Before submitting an application, agencies are encouraged to visit www.marshallcf.org for more information, or contact the Foundation directly.
Part III—Establishing a “Emergency Action Non-endowed Fund”
In response to the COVID-19 Pandemic, the “Emergency Action Non-endowed Fund” will support the Community Foundation’s efforts to help local charitable organizations access to resources required to remain responsive to our community’s evolving needs.
This newly created fund can receive donations from the community immediately, and 100 percent of these dollars will be granted out to local non-profit agencies through the Foundation’s Emergency Action Grant process.
“With so many needs emerging, it can be very difficult to know which organizations address which challenges or how to donate to specific organizations,” said Tiernan. “Through the ‘Emergency Action Non-endowed Fund,’ we at the Foundation can get help to the organizations that most need it as the situation evolves.
“I encourage you to chat with me about your ideas or any questions you may have,” she added. “I can offer help getting your donation where you want it to go, whether through the Marshall Community Foundation or directly to other organizations. We’re all in this together; let’s ensure our neighbors’ needs are met throughout this crisis.”
Though the physical office is closed, the work of the Marshall Community Foundation continues.
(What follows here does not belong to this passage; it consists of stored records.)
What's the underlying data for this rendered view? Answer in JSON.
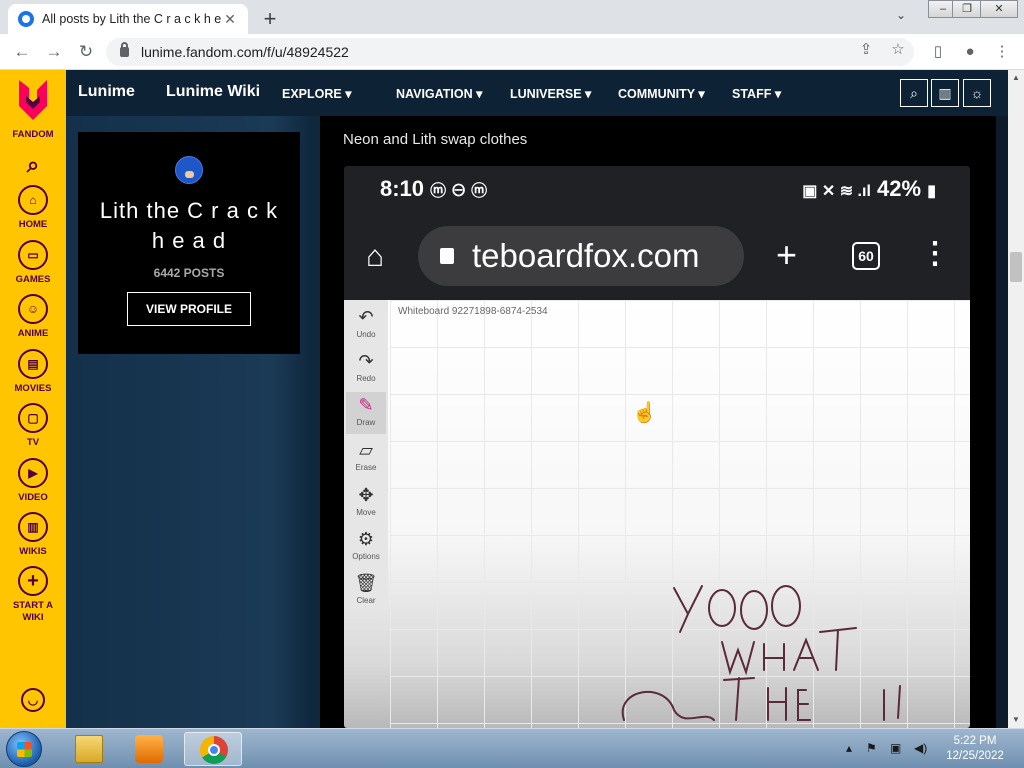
{
  "browser": {
    "tab_title": "All posts by Lith the C r a c k h e",
    "url": "lunime.fandom.com/f/u/48924522"
  },
  "fandom_rail": {
    "brand": "FANDOM",
    "items": [
      {
        "label": "HOME"
      },
      {
        "label": "GAMES"
      },
      {
        "label": "ANIME"
      },
      {
        "label": "MOVIES"
      },
      {
        "label": "TV"
      },
      {
        "label": "VIDEO"
      },
      {
        "label": "WIKIS"
      },
      {
        "label": "START A WIKI"
      }
    ]
  },
  "wiki_nav": {
    "logo": "Lunime",
    "wiki_name": "Lunime Wiki",
    "links": [
      "EXPLORE",
      "NAVIGATION",
      "LUNIVERSE",
      "COMMUNITY",
      "STAFF"
    ]
  },
  "profile": {
    "name": "Lith the C r a c k h e a d",
    "posts": "6442 POSTS",
    "button": "VIEW PROFILE"
  },
  "post": {
    "title": "Neon and Lith swap clothes"
  },
  "phone": {
    "time": "8:10",
    "battery": "42%",
    "url": "teboardfox.com",
    "tab_count": "60",
    "board_label": "Whiteboard 92271898-6874-2534",
    "tools": [
      "Undo",
      "Redo",
      "Draw",
      "Erase",
      "Move",
      "Options",
      "Clear"
    ]
  },
  "taskbar": {
    "time": "5:22 PM",
    "date": "12/25/2022"
  }
}
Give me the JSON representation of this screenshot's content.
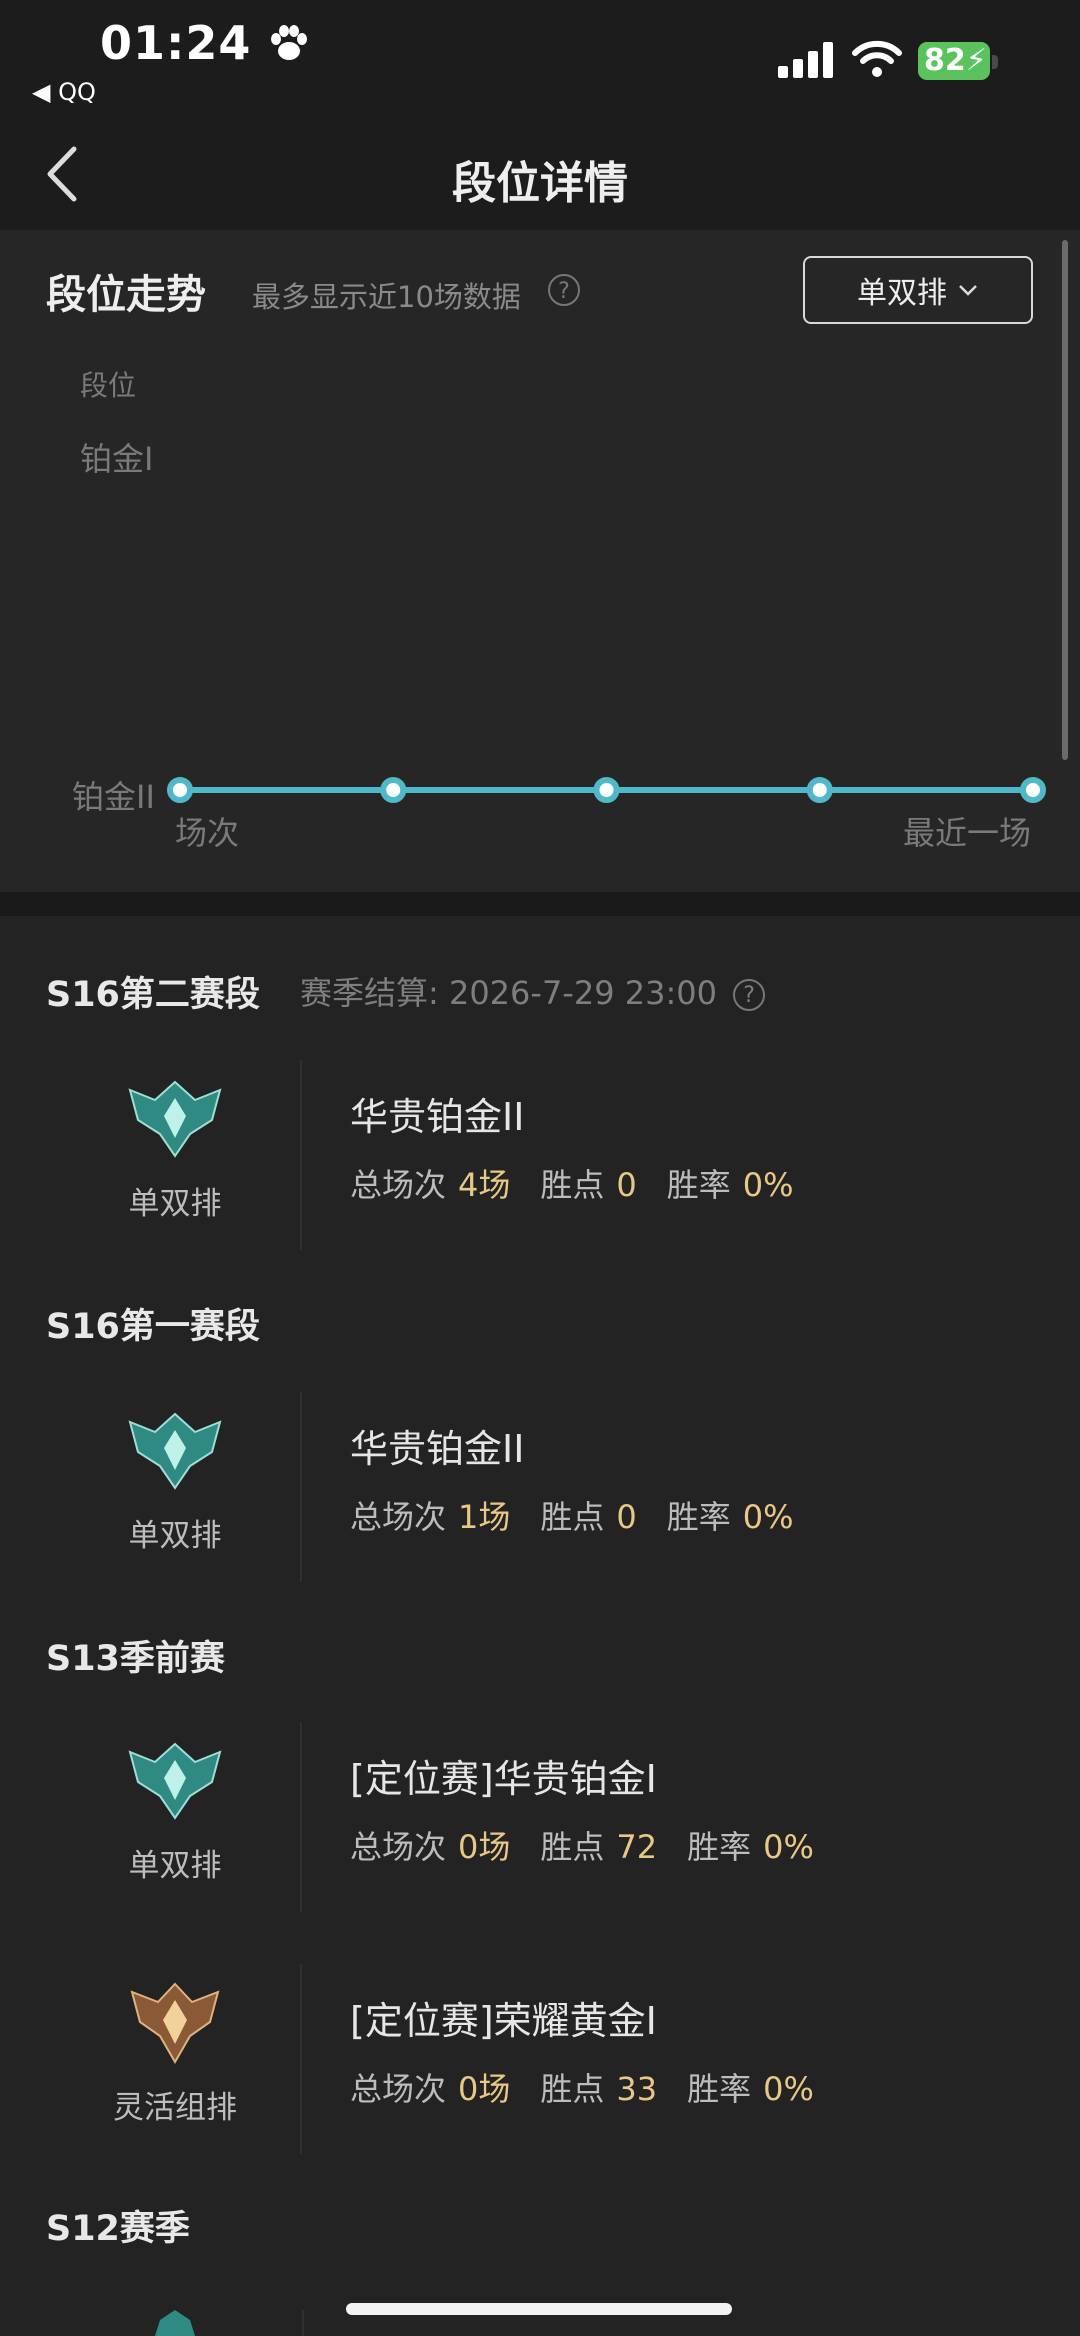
{
  "status_bar": {
    "time": "01:24",
    "back_app": "◀ QQ",
    "battery": "82"
  },
  "nav": {
    "title": "段位详情"
  },
  "trend": {
    "title": "段位走势",
    "note": "最多显示近10场数据",
    "help": "?",
    "queue_select": "单双排",
    "y_axis_title": "段位",
    "x_start": "场次",
    "x_end": "最近一场"
  },
  "chart_data": {
    "type": "line",
    "title": "段位走势",
    "ylabel": "段位",
    "xlabel": "场次",
    "y_categories": [
      "铂金II",
      "铂金I"
    ],
    "x": [
      1,
      2,
      3,
      4,
      5
    ],
    "series": [
      {
        "values": [
          "铂金II",
          "铂金II",
          "铂金II",
          "铂金II",
          "铂金II"
        ]
      }
    ],
    "x_end_label": "最近一场",
    "color": "#4fb8c9"
  },
  "seasons": [
    {
      "title": "S16第二赛段",
      "settle": "赛季结算: 2026-7-29 23:00",
      "ranks": [
        {
          "queue": "单双排",
          "name": "华贵铂金II",
          "games_label": "总场次",
          "games": "4场",
          "points_label": "胜点",
          "points": "0",
          "winrate_label": "胜率",
          "winrate": "0%",
          "emblem": "platinum"
        }
      ]
    },
    {
      "title": "S16第一赛段",
      "ranks": [
        {
          "queue": "单双排",
          "name": "华贵铂金II",
          "games_label": "总场次",
          "games": "1场",
          "points_label": "胜点",
          "points": "0",
          "winrate_label": "胜率",
          "winrate": "0%",
          "emblem": "platinum"
        }
      ]
    },
    {
      "title": "S13季前赛",
      "ranks": [
        {
          "queue": "单双排",
          "name": "[定位赛]华贵铂金I",
          "games_label": "总场次",
          "games": "0场",
          "points_label": "胜点",
          "points": "72",
          "winrate_label": "胜率",
          "winrate": "0%",
          "emblem": "platinum"
        },
        {
          "queue": "灵活组排",
          "name": "[定位赛]荣耀黄金I",
          "games_label": "总场次",
          "games": "0场",
          "points_label": "胜点",
          "points": "33",
          "winrate_label": "胜率",
          "winrate": "0%",
          "emblem": "gold"
        }
      ]
    },
    {
      "title": "S12赛季"
    }
  ],
  "colors": {
    "background": "#232323",
    "accent_line": "#4fb8c9",
    "stat_value": "#e9c887",
    "battery": "#5ac35e"
  }
}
For more information about any of the strategies listed, or to make a contribution to the Emergency Action Non-endowed Fund, please visit www.marshallcf.org, or call (269) 781-2273 or email [email protected]